*** Data in this exercise Section Begins ***
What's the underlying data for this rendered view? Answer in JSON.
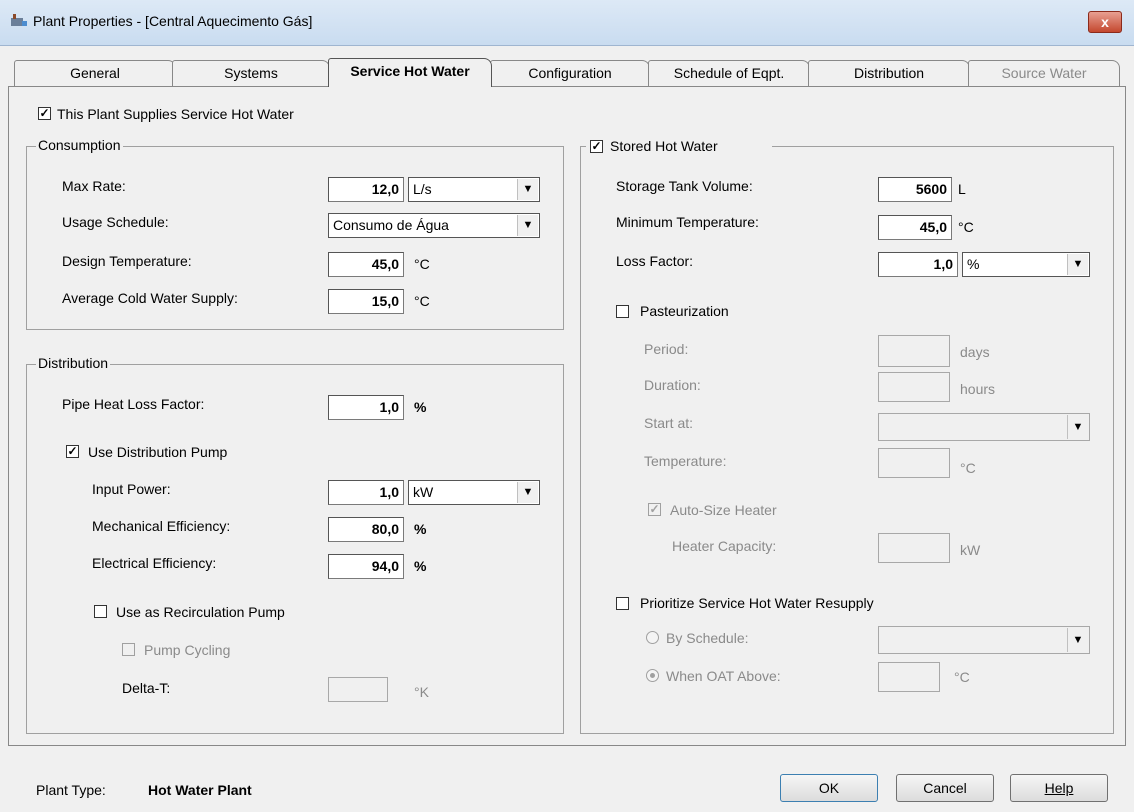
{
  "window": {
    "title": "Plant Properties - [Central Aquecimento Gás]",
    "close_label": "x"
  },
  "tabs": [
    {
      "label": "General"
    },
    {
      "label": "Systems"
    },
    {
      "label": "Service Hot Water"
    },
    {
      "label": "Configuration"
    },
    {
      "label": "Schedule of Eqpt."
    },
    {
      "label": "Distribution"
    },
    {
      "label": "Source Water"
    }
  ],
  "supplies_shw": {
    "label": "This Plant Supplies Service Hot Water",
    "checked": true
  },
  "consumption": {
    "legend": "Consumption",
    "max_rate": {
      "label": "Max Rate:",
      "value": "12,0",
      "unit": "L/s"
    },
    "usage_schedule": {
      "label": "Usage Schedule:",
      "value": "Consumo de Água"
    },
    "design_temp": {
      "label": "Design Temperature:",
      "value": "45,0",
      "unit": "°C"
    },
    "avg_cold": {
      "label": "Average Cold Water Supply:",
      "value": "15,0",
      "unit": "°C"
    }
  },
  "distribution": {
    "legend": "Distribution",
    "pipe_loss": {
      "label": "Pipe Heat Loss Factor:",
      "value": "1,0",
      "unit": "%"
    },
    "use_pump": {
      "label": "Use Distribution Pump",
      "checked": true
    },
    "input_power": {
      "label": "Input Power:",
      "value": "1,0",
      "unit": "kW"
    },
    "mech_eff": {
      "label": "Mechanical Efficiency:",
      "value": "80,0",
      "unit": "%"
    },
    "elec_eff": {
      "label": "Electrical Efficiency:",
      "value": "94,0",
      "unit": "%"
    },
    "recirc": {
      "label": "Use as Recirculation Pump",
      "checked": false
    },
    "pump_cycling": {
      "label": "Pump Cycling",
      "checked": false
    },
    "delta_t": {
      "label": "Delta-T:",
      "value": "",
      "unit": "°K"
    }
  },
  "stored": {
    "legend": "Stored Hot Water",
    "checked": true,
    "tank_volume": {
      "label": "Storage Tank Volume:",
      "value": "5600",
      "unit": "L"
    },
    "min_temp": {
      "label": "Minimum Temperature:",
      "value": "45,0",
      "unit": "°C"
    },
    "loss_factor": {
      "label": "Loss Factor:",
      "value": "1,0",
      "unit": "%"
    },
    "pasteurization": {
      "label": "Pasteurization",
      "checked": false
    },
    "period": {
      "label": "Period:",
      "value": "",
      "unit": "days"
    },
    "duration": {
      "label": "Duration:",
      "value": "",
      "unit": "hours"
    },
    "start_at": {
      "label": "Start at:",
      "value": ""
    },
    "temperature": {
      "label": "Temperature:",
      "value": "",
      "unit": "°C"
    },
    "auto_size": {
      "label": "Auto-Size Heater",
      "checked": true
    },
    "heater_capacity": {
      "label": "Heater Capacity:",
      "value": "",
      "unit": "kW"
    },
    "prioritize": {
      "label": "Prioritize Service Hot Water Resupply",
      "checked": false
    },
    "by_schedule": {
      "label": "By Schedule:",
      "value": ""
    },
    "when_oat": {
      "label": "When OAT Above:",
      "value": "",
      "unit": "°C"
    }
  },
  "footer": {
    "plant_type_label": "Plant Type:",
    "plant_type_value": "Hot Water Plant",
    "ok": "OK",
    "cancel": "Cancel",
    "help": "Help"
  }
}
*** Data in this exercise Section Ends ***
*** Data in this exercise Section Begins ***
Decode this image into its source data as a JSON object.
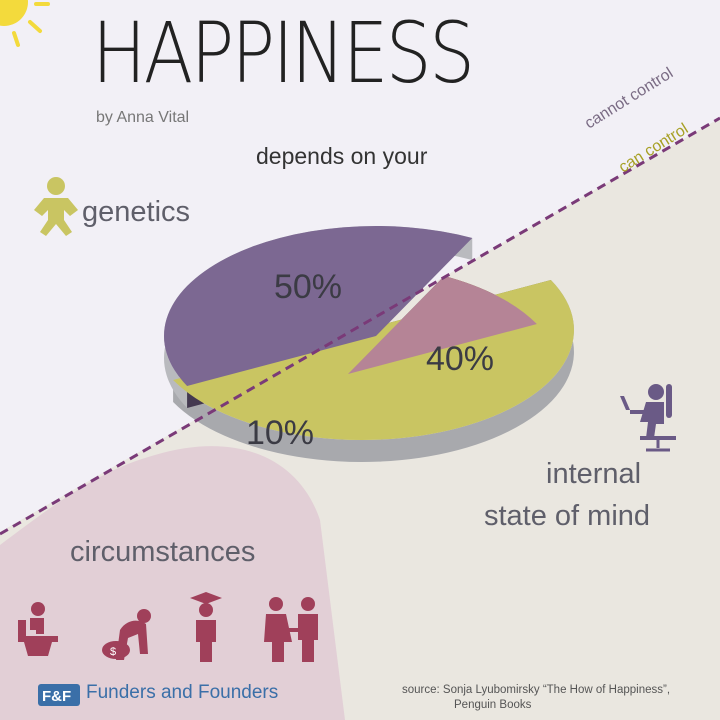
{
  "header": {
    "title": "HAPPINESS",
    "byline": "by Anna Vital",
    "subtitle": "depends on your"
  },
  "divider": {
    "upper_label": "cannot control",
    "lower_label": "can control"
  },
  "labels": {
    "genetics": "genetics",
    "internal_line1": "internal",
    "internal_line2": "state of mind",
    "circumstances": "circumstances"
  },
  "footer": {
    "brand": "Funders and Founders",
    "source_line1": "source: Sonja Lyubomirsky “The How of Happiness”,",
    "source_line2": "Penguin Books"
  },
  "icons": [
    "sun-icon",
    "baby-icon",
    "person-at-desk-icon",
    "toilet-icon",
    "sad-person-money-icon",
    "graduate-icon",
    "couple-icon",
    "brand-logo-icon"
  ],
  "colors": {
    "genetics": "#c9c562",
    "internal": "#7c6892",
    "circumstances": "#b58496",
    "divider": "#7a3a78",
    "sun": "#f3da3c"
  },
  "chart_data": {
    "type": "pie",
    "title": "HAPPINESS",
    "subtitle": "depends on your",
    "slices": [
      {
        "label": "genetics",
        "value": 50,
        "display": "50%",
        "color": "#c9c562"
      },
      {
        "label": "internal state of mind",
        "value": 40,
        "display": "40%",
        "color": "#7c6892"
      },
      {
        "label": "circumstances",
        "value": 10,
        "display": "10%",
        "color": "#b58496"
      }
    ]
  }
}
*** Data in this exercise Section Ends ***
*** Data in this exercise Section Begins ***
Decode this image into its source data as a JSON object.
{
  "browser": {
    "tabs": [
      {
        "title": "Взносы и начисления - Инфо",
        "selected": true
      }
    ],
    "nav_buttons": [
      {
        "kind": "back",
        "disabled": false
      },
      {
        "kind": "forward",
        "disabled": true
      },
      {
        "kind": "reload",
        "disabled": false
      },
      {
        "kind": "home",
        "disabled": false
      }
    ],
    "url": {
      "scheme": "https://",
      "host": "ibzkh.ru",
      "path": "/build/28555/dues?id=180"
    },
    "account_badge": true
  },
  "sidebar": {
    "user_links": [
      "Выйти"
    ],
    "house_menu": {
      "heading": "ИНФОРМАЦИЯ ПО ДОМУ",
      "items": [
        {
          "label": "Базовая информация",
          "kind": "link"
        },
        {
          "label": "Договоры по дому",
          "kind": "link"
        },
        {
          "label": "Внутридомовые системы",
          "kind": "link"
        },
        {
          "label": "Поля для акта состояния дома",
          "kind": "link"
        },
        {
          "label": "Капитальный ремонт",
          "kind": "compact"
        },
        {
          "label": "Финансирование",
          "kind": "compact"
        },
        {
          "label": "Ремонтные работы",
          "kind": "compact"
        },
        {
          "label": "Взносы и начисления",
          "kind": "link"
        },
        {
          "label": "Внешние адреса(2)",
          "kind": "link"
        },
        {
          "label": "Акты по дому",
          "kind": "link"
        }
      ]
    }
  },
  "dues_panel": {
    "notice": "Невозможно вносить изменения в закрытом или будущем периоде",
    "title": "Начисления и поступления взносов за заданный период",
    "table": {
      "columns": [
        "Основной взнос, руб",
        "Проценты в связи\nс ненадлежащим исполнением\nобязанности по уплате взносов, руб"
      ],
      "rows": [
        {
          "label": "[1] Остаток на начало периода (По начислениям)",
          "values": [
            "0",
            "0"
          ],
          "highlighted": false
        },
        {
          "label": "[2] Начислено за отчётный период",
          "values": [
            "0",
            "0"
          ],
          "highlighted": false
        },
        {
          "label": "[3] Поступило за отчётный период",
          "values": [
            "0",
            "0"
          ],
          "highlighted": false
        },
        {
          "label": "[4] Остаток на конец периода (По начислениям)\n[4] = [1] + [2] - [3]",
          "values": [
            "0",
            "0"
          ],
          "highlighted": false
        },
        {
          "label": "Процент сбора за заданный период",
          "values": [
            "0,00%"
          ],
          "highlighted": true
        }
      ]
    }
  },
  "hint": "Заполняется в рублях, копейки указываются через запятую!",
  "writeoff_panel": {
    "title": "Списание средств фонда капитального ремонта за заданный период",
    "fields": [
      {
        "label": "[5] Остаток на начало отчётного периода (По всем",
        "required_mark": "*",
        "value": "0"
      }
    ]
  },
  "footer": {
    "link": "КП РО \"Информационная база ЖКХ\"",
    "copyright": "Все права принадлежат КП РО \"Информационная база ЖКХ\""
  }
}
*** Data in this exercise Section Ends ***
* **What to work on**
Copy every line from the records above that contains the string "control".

* **Solution below**
    "upper_label": "cannot control",
    "lower_label": "can control"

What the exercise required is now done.